Element data from apps and pages
=======
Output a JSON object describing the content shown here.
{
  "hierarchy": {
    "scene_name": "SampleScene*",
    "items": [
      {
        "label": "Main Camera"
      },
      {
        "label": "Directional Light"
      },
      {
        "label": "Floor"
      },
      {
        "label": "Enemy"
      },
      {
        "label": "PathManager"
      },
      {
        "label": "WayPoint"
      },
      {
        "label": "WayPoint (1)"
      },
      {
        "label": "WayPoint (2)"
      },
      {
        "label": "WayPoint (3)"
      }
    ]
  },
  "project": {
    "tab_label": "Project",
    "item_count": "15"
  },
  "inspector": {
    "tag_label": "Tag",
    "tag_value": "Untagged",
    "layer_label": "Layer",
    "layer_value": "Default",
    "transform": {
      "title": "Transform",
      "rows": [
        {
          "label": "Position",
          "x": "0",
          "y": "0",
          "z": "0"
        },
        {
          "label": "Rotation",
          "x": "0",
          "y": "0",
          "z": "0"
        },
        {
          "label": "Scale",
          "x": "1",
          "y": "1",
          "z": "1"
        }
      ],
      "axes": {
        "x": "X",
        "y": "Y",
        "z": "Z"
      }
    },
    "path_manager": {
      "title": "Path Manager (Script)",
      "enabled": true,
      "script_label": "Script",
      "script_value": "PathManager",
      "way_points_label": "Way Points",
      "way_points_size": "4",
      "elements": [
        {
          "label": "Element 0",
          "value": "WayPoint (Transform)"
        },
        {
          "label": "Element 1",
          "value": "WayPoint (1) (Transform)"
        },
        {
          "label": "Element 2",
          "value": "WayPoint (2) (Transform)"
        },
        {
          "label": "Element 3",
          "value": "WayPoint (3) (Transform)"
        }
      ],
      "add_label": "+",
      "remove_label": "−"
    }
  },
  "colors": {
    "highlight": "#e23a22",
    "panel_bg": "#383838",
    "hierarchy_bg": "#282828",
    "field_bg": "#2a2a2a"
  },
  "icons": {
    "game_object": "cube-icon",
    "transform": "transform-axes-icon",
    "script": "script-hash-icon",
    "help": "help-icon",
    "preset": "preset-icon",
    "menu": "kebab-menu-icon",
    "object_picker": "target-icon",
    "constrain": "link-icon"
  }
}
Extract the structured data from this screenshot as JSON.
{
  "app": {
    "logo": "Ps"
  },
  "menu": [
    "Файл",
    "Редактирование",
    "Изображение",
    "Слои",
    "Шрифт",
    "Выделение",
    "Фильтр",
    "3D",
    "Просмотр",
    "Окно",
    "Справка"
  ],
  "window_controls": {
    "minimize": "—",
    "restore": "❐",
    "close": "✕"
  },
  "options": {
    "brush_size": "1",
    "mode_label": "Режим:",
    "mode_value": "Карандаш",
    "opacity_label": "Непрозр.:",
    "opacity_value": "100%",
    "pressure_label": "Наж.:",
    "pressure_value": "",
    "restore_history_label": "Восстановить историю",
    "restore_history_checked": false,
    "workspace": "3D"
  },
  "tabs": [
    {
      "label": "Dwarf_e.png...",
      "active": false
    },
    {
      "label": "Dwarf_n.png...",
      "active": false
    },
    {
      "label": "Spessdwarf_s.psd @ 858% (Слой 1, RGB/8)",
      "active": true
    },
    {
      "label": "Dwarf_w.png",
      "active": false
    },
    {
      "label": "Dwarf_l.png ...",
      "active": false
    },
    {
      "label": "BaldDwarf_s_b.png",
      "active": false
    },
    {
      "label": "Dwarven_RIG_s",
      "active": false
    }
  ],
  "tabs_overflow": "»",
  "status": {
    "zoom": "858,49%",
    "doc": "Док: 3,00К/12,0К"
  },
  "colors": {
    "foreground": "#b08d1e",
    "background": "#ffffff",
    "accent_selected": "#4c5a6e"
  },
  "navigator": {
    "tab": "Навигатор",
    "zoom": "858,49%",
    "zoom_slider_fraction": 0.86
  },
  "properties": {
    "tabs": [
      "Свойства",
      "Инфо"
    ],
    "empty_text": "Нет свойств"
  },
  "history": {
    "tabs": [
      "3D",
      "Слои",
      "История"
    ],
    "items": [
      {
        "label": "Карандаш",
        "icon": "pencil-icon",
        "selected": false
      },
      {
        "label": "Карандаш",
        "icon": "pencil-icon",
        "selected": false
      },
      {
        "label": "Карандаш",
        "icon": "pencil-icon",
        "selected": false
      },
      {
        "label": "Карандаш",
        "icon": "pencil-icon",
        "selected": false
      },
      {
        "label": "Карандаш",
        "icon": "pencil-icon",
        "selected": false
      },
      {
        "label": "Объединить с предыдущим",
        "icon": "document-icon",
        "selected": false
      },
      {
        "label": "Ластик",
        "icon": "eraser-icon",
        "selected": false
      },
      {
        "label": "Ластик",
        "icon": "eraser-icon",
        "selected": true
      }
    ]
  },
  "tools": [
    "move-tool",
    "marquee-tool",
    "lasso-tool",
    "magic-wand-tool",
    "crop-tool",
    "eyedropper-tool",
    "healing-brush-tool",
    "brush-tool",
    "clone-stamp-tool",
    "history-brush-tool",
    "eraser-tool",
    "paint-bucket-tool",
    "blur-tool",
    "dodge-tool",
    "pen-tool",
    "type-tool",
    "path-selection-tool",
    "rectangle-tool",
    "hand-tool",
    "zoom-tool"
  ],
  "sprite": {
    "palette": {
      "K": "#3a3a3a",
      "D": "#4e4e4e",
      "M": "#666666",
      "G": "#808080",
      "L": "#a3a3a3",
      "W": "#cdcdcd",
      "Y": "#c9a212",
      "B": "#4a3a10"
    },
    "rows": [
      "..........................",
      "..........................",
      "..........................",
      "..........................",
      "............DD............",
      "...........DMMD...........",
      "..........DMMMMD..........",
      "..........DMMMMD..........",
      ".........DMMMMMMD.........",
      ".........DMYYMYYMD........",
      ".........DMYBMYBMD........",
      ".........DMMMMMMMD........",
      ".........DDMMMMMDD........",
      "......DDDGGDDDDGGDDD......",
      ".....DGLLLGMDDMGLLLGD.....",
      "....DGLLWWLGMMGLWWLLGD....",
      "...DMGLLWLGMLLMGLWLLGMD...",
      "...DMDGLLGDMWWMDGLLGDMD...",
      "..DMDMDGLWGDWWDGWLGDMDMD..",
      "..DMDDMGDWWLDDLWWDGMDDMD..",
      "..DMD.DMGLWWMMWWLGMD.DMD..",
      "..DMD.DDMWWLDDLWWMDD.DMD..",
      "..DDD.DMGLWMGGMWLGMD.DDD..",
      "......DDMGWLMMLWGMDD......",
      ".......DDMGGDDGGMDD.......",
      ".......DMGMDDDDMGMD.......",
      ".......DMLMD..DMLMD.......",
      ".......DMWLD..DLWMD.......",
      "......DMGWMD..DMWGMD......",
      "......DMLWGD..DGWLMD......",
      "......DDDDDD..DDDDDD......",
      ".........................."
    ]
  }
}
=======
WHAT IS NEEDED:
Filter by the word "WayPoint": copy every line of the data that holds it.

RESULT FOR THIS EXERCISE:
        "label": "WayPoint"
        "label": "WayPoint (1)"
        "label": "WayPoint (2)"
        "label": "WayPoint (3)"
          "value": "WayPoint (Transform)"
          "value": "WayPoint (1) (Transform)"
          "value": "WayPoint (2) (Transform)"
          "value": "WayPoint (3) (Transform)"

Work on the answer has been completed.